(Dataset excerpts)
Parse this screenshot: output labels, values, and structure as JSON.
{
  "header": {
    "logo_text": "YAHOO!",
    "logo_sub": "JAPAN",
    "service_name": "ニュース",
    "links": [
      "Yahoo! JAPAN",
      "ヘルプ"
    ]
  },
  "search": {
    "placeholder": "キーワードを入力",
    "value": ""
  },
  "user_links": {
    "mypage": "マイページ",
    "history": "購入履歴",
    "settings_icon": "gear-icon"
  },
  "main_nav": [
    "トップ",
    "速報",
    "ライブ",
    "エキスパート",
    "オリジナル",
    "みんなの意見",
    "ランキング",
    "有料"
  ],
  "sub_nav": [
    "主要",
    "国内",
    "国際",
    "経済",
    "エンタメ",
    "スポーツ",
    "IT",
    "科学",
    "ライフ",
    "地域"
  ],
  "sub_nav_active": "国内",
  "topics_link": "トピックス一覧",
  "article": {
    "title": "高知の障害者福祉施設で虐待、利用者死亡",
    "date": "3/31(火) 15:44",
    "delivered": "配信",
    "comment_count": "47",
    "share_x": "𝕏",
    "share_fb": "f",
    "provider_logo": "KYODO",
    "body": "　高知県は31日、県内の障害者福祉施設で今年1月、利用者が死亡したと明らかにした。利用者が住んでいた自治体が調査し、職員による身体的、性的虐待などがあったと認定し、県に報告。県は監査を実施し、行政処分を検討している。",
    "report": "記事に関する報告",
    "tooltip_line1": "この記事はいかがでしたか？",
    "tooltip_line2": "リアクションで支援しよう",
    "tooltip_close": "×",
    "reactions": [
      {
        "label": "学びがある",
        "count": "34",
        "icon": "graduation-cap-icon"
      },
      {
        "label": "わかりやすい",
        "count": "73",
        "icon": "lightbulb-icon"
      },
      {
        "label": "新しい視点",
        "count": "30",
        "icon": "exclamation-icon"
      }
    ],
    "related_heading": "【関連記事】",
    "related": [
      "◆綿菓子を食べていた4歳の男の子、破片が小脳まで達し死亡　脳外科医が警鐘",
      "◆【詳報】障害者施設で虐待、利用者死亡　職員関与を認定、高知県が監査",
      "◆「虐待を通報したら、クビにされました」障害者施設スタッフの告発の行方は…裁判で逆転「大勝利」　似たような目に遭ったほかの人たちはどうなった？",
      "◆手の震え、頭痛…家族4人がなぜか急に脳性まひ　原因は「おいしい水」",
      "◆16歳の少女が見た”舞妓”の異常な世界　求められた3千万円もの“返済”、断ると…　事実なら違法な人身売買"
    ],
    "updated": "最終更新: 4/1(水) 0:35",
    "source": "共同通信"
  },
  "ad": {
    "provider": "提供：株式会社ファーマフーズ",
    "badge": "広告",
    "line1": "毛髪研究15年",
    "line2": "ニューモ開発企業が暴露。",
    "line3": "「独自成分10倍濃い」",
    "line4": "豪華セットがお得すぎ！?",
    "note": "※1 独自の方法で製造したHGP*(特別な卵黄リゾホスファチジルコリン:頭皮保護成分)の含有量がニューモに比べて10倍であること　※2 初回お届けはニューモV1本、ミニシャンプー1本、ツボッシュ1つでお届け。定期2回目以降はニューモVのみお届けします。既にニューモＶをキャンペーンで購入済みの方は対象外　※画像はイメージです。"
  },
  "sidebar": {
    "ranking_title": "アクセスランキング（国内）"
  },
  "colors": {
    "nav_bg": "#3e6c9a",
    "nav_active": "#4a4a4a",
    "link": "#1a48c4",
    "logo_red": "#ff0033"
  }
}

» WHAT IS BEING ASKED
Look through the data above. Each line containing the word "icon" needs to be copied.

» TASK RESULT
    "settings_icon": "gear-icon"
        "icon": "graduation-cap-icon"
        "icon": "lightbulb-icon"
        "icon": "exclamation-icon"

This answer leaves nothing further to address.